# [WORK REQUIRED]
Report how many lines in the records below hold "this", with no other output.

Segment Start: DATA SHOWN

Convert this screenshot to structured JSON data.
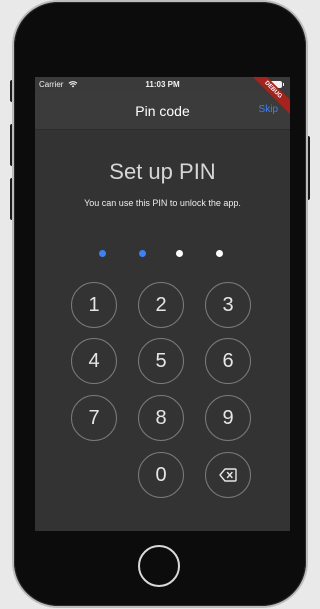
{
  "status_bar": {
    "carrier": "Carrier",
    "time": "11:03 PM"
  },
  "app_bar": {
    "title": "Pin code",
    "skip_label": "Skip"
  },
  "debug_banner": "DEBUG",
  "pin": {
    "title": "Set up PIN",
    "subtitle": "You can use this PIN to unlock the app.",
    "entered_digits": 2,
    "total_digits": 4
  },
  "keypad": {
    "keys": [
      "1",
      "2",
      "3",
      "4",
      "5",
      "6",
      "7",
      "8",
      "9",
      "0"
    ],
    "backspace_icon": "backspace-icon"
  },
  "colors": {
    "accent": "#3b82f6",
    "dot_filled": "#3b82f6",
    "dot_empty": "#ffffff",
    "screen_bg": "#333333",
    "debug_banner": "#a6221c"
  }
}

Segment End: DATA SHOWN

# [OUTPUT OF THE EXERCISE]
2